● **Exercise brief**
Collect all lines below with the string "JSON".

● **Record excerpts**

__________

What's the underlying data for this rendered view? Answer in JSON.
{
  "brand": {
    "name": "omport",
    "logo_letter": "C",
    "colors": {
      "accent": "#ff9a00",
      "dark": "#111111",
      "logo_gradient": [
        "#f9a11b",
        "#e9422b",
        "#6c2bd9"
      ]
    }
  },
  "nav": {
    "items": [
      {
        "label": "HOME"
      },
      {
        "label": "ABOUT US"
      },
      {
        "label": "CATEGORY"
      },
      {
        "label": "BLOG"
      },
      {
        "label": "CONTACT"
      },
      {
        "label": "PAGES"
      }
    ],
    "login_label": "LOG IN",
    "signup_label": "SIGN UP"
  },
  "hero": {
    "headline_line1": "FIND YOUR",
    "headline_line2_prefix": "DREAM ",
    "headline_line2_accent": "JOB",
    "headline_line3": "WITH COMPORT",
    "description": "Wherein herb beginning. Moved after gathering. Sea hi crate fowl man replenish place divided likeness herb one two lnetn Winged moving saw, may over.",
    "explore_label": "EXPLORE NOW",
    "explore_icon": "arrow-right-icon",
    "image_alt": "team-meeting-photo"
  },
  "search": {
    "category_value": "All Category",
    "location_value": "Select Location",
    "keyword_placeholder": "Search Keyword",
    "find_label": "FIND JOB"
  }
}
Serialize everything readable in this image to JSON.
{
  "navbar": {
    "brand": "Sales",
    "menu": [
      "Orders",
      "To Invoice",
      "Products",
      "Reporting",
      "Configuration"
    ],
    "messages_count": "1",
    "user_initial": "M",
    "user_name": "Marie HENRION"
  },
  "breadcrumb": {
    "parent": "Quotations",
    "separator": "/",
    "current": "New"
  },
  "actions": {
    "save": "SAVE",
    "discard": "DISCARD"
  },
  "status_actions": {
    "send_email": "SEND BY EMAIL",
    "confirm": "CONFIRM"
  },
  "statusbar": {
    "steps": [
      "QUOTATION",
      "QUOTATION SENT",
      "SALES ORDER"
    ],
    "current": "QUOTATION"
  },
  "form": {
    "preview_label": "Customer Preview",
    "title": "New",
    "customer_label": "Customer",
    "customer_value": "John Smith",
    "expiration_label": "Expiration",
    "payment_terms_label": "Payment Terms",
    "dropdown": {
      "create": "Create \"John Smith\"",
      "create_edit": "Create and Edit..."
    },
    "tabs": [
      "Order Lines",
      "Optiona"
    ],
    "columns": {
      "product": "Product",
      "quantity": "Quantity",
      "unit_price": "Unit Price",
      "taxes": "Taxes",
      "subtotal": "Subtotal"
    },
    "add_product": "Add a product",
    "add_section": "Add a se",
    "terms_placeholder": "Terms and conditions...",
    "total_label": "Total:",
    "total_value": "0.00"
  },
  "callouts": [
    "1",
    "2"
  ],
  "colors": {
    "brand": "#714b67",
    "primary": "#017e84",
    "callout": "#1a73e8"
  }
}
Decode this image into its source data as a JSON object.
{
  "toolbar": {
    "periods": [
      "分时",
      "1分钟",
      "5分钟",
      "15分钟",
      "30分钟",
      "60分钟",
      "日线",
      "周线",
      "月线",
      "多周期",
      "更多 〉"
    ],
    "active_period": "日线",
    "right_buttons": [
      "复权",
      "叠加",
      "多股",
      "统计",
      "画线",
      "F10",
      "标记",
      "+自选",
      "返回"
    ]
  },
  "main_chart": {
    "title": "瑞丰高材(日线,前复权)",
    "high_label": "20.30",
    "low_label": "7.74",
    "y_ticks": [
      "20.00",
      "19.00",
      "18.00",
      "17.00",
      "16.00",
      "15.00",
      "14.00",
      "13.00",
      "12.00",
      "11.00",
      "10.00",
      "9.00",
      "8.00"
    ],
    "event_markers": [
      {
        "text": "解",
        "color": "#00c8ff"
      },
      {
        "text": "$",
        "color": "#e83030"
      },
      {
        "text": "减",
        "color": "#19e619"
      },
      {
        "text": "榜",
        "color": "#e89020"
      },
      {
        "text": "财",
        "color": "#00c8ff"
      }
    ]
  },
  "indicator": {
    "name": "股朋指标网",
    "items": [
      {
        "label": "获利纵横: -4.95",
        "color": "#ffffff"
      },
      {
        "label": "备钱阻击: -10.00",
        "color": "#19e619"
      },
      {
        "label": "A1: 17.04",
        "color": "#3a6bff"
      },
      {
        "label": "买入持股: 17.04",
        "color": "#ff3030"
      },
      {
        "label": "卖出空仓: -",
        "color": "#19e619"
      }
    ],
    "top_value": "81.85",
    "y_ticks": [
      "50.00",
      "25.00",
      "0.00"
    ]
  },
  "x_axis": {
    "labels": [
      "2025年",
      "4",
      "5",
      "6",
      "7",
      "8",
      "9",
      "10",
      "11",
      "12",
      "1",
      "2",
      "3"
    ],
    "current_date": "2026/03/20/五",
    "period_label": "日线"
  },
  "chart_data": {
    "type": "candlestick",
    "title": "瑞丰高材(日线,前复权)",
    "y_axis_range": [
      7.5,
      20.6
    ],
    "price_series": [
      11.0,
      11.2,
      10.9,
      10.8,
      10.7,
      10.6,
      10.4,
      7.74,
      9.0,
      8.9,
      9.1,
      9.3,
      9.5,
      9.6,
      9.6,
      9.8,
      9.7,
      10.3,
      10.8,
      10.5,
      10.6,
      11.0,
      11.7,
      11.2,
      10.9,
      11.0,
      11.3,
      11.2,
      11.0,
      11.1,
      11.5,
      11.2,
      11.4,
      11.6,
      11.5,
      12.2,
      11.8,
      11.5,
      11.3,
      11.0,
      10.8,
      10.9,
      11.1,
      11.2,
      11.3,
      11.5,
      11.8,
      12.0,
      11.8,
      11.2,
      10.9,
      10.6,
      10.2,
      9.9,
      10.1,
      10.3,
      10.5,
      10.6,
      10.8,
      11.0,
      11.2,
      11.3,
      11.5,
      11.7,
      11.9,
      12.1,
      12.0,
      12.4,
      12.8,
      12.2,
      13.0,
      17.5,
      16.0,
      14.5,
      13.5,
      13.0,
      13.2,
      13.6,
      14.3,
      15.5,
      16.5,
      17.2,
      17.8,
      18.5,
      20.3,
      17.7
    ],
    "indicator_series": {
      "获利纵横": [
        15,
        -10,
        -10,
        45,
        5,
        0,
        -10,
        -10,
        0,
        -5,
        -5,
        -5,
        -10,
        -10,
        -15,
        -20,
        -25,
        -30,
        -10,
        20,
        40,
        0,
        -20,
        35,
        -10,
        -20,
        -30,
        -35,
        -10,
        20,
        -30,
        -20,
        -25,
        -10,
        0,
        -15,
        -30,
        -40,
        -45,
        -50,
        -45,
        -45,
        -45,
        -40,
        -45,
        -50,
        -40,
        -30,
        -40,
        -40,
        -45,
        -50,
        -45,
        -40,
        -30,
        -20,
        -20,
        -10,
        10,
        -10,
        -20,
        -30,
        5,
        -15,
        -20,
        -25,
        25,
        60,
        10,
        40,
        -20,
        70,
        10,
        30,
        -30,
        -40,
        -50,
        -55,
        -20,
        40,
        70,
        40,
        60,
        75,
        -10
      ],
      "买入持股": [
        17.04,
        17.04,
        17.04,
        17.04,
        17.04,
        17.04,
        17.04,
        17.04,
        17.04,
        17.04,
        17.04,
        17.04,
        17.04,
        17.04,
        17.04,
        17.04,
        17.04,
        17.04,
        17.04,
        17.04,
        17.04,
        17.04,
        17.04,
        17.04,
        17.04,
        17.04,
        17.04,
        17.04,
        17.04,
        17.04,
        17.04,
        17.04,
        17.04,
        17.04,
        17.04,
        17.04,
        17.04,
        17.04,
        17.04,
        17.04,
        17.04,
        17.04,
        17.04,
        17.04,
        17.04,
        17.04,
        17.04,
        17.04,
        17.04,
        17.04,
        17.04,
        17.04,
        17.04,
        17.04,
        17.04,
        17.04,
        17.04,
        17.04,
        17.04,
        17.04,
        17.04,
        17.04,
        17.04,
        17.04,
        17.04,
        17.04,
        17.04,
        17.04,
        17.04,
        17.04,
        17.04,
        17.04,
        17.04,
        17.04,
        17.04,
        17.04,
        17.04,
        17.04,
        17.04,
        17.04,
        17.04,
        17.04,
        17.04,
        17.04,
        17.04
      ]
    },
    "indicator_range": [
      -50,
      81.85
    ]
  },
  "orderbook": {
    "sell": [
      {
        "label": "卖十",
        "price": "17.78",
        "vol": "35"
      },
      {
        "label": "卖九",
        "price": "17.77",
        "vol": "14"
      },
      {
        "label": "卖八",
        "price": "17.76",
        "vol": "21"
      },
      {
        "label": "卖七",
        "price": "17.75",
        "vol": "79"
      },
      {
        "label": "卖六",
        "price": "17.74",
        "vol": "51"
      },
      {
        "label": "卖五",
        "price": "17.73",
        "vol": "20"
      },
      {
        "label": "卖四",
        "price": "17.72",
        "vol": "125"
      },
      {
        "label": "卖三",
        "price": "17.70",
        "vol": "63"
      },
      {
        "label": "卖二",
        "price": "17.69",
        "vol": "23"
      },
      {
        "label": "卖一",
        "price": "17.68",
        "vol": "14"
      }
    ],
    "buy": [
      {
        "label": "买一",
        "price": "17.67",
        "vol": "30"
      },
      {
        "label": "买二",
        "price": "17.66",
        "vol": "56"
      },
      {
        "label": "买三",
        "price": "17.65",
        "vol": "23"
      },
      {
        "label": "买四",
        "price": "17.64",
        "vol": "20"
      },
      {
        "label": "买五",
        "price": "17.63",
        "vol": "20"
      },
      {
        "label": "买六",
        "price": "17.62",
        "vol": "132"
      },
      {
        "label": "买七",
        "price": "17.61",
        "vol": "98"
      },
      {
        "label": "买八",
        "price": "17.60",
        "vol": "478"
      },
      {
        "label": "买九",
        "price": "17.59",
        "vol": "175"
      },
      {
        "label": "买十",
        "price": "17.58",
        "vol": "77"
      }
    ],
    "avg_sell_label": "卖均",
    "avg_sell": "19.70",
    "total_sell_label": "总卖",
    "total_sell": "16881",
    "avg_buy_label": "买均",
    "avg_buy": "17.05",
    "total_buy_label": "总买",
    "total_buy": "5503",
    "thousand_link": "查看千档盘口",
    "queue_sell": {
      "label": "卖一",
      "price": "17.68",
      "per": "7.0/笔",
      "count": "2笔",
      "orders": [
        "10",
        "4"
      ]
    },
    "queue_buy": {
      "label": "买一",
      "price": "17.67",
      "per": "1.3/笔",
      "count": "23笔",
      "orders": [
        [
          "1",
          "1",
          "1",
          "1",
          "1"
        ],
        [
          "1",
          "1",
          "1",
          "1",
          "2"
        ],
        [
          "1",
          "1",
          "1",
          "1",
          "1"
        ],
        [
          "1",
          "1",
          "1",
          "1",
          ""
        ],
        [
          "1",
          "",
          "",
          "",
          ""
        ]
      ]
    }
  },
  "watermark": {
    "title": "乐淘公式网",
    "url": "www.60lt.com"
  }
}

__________

● **Final answer**
What's the underlying data for this rendered view? Answer in JSON.
Serialize everything readable in this image to JSON.
Decode this image into its source data as a JSON object.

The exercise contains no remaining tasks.